If getting yourself to and from work without a car isn't an option, use public transportation and walk or bike to and from the station to get your heart pumping. And if you must drive, carpool. The American Lung Association gave Washington a grade of F on its 2007 State of the Air Report, so cutting down the number of cars will help all exercisers breathe easier.

Resolution 2: Spend More Time With Family and FriendsGreen Solution: Switch Off and Get Out
Instead of passing your free time in front of a giant flat-screen TV, surfing YouTube or slaying digital monsters on your Wii -- and consuming extra electricity in the process -- focus on enjoying the company of loved ones. The simplest group activities, such as charades or a good conversation, are often the most fulfilling.
If you're itching to get out, hop on the Metro for a museum excursion or start a family garden (you'll strengthen your bonds while your plants are absorbing carbon dioxide).

Resolution 3: Go on a DietGreen Solution: Eat Organically and Locally
Whether you're looking to lose a few eggnog-related pounds or simply want to be healthier, resolve to base your diet on organic vegetables and fruits -- preferably local produce from farmers markets or a community-supported agriculture service, which would reduce the amount of fuel needed to transport the food to your plate. (Organic TV dinners and "natural" cheese puffs don't count!)

Though it takes more time and effort to cook using straight-from-the-farm produce, slow, home-prepared meals are great for enjoying with others (see Resolution 2) and make you far less likely to shovel down fattening fast food on the run. Not only will a nutritious, high-fiber, unprocessed diet help you keep a trim figure, but your overall health (and mood) will improve. And you may have better breath (thanks to the chlorophyll in fresh greens) to boot.

Resolution 4: Save MoneyGreen Solution: Consume Less
Next time you have a hankering for a new gizmo or handbag, think twice. Unsustainable spending and unsustainable use of the planet's resources go hand in hand. If you must redecorate or find a cute belt for Friday night, buy wisely. Secondhand or vintage clothing and furniture are usually cheaper, save resources and often make for a more interesting style.
Also, conserve electricity at home: Swap your incandescent bulbs for compact fluorescent ones, turn off the lights when you leave a room and keep the thermostat down this winter (don a sweater if you're chilly). Your bank balance will get a boost when you reduce your footprint, and you might be surprised at how spending less makes you want less -- and be more satisfied with the life you have.

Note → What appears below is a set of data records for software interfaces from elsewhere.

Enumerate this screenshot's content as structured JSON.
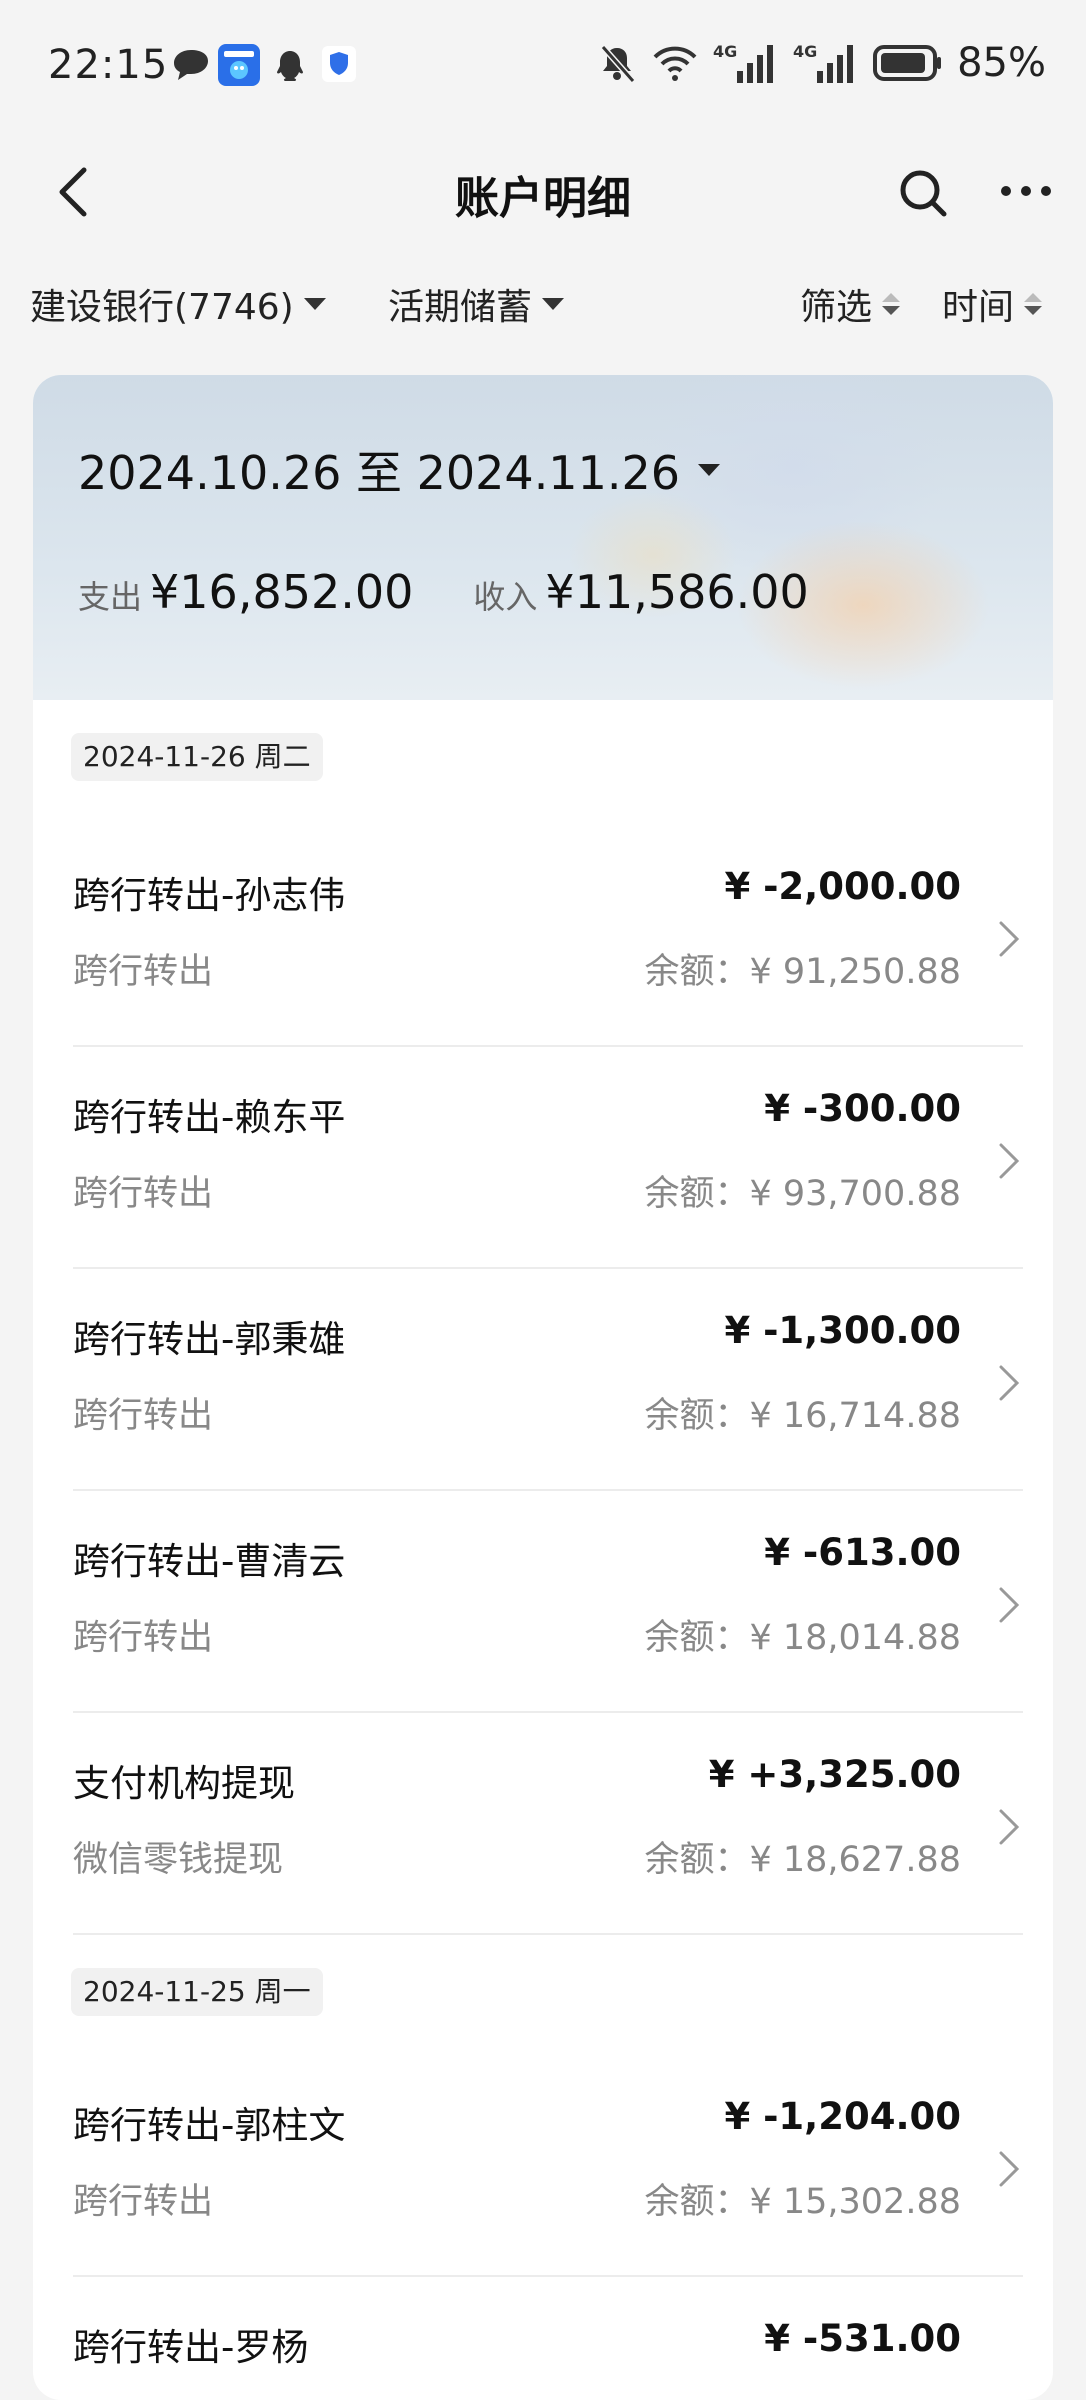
{
  "status": {
    "time": "22:15",
    "battery": "85%",
    "net1": "4G",
    "net2": "4G"
  },
  "header": {
    "title": "账户明细"
  },
  "filters": {
    "account": "建设银行(7746)",
    "type": "活期储蓄",
    "filter": "筛选",
    "time": "时间"
  },
  "summary": {
    "range": "2024.10.26 至 2024.11.26",
    "expense_label": "支出",
    "expense": "¥16,852.00",
    "income_label": "收入",
    "income": "¥11,586.00"
  },
  "groups": [
    {
      "date": "2024-11-26 周二",
      "items": [
        {
          "title": "跨行转出-孙志伟",
          "sub": "跨行转出",
          "amount": "¥ -2,000.00",
          "balance": "余额：¥ 91,250.88"
        },
        {
          "title": "跨行转出-赖东平",
          "sub": "跨行转出",
          "amount": "¥ -300.00",
          "balance": "余额：¥ 93,700.88"
        },
        {
          "title": "跨行转出-郭秉雄",
          "sub": "跨行转出",
          "amount": "¥ -1,300.00",
          "balance": "余额：¥ 16,714.88"
        },
        {
          "title": "跨行转出-曹清云",
          "sub": "跨行转出",
          "amount": "¥ -613.00",
          "balance": "余额：¥ 18,014.88"
        },
        {
          "title": "支付机构提现",
          "sub": "微信零钱提现",
          "amount": "¥ +3,325.00",
          "balance": "余额：¥ 18,627.88"
        }
      ]
    },
    {
      "date": "2024-11-25 周一",
      "items": [
        {
          "title": "跨行转出-郭柱文",
          "sub": "跨行转出",
          "amount": "¥ -1,204.00",
          "balance": "余额：¥ 15,302.88"
        },
        {
          "title": "跨行转出-罗杨",
          "sub": "",
          "amount": "¥ -531.00",
          "balance": ""
        }
      ]
    }
  ],
  "icons": {
    "back": "back-arrow-icon",
    "search": "search-icon",
    "more": "more-icon",
    "chevron": "chevron-right-icon",
    "dropdown": "caret-down-icon"
  },
  "colors": {
    "background": "#f4f4f4",
    "card": "#ffffff",
    "muted": "#888888"
  }
}
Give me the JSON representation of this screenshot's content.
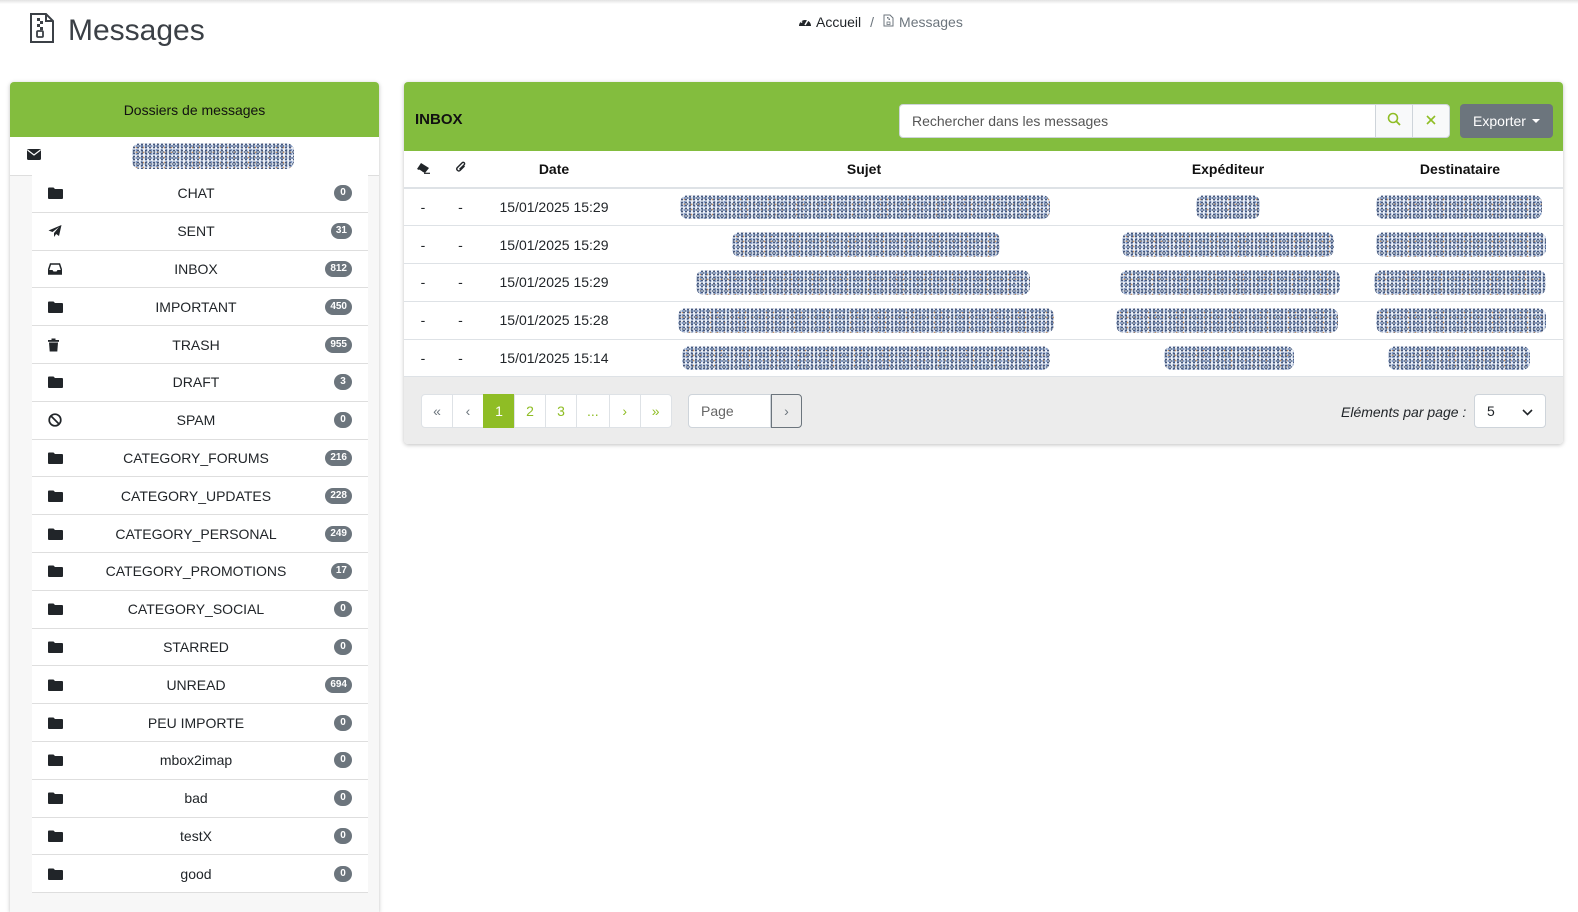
{
  "header": {
    "title": "Messages"
  },
  "breadcrumb": {
    "home": "Accueil",
    "current": "Messages"
  },
  "folders": {
    "heading": "Dossiers de messages",
    "items": [
      {
        "icon": "folder-icon",
        "name": "CHAT",
        "count": "0"
      },
      {
        "icon": "paper-plane-icon",
        "name": "SENT",
        "count": "31"
      },
      {
        "icon": "inbox-tray-icon",
        "name": "INBOX",
        "count": "812"
      },
      {
        "icon": "folder-icon",
        "name": "IMPORTANT",
        "count": "450"
      },
      {
        "icon": "trash-icon",
        "name": "TRASH",
        "count": "955"
      },
      {
        "icon": "folder-icon",
        "name": "DRAFT",
        "count": "3"
      },
      {
        "icon": "ban-icon",
        "name": "SPAM",
        "count": "0"
      },
      {
        "icon": "folder-icon",
        "name": "CATEGORY_FORUMS",
        "count": "216"
      },
      {
        "icon": "folder-icon",
        "name": "CATEGORY_UPDATES",
        "count": "228"
      },
      {
        "icon": "folder-icon",
        "name": "CATEGORY_PERSONAL",
        "count": "249"
      },
      {
        "icon": "folder-icon",
        "name": "CATEGORY_PROMOTIONS",
        "count": "17"
      },
      {
        "icon": "folder-icon",
        "name": "CATEGORY_SOCIAL",
        "count": "0"
      },
      {
        "icon": "folder-icon",
        "name": "STARRED",
        "count": "0"
      },
      {
        "icon": "folder-icon",
        "name": "UNREAD",
        "count": "694"
      },
      {
        "icon": "folder-icon",
        "name": "PEU IMPORTE",
        "count": "0"
      },
      {
        "icon": "folder-icon",
        "name": "mbox2imap",
        "count": "0"
      },
      {
        "icon": "folder-icon",
        "name": "bad",
        "count": "0"
      },
      {
        "icon": "folder-icon",
        "name": "testX",
        "count": "0"
      },
      {
        "icon": "folder-icon",
        "name": "good",
        "count": "0"
      }
    ]
  },
  "inbox": {
    "title": "INBOX",
    "search_placeholder": "Rechercher dans les messages",
    "export_label": "Exporter",
    "columns": {
      "read": "",
      "attachment": "",
      "date": "Date",
      "subject": "Sujet",
      "sender": "Expéditeur",
      "recipient": "Destinataire"
    },
    "rows": [
      {
        "read": "-",
        "attachment": "-",
        "date": "15/01/2025 15:29"
      },
      {
        "read": "-",
        "attachment": "-",
        "date": "15/01/2025 15:29"
      },
      {
        "read": "-",
        "attachment": "-",
        "date": "15/01/2025 15:29"
      },
      {
        "read": "-",
        "attachment": "-",
        "date": "15/01/2025 15:28"
      },
      {
        "read": "-",
        "attachment": "-",
        "date": "15/01/2025 15:14"
      }
    ],
    "pagination": {
      "first": "«",
      "prev": "‹",
      "pages": [
        "1",
        "2",
        "3"
      ],
      "active_page": "1",
      "ellipsis": "...",
      "next": "›",
      "last": "»",
      "page_placeholder": "Page",
      "go": "›"
    },
    "per_page_label": "Eléments par page :",
    "per_page_value": "5"
  },
  "colors": {
    "accent": "#83bd3e",
    "pagination": "#8fbd25",
    "badge": "#6c757d"
  }
}
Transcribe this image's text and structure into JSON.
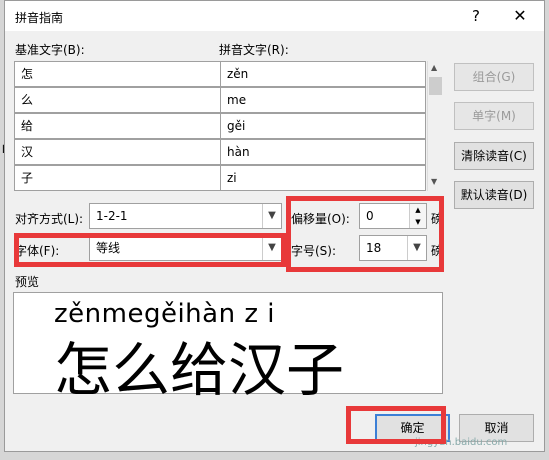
{
  "dialog": {
    "title": "拼音指南",
    "help": "?",
    "close": "✕"
  },
  "background": {
    "glyph": "\""
  },
  "labels": {
    "base_text": "基准文字(B):",
    "pinyin_text": "拼音文字(R):",
    "alignment": "对齐方式(L):",
    "offset": "偏移量(O):",
    "font": "字体(F):",
    "size": "字号(S):",
    "preview": "预览",
    "unit_offset": "磅",
    "unit_size": "磅"
  },
  "rows": [
    {
      "base": "怎",
      "pinyin": "zěn"
    },
    {
      "base": "么",
      "pinyin": "me"
    },
    {
      "base": "给",
      "pinyin": "gěi"
    },
    {
      "base": "汉",
      "pinyin": "hàn"
    },
    {
      "base": "子",
      "pinyin": "zi"
    }
  ],
  "fields": {
    "alignment": "1-2-1",
    "offset": "0",
    "font": "等线",
    "size": "18"
  },
  "buttons": {
    "group": "组合(G)",
    "single": "单字(M)",
    "clear": "清除读音(C)",
    "default_reading": "默认读音(D)",
    "ok": "确定",
    "cancel": "取消"
  },
  "preview": {
    "pinyin": "zěnmegěihàn z i",
    "hanzi": "怎么给汉子"
  },
  "watermark": "jingyan.baidu.com"
}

Resolution 5: Help OthersGreen Solution: Help the Planet
Anything you can do to help the well-being of the planet -- reducing your carbon footprint, choosing pesticide-free products, avoiding polluting plastic -- will help the well-being of all its inhabitants. Supporting local businesses, manufacturers and farmers, which keeps shipping fuel use down, also strengthens community ties.
Finally, mark your calendars for such events as the Green Festival, held in the fall. You might also volunteer for environmental organizations such as Earth Day Network ( Eco events are a great way to get informed, get connected to others and expand your awareness.

-- Eviana Hartman

Here is a bonus resolution that I made for myself this year: get yourself off those mailing lists for all those catalogs!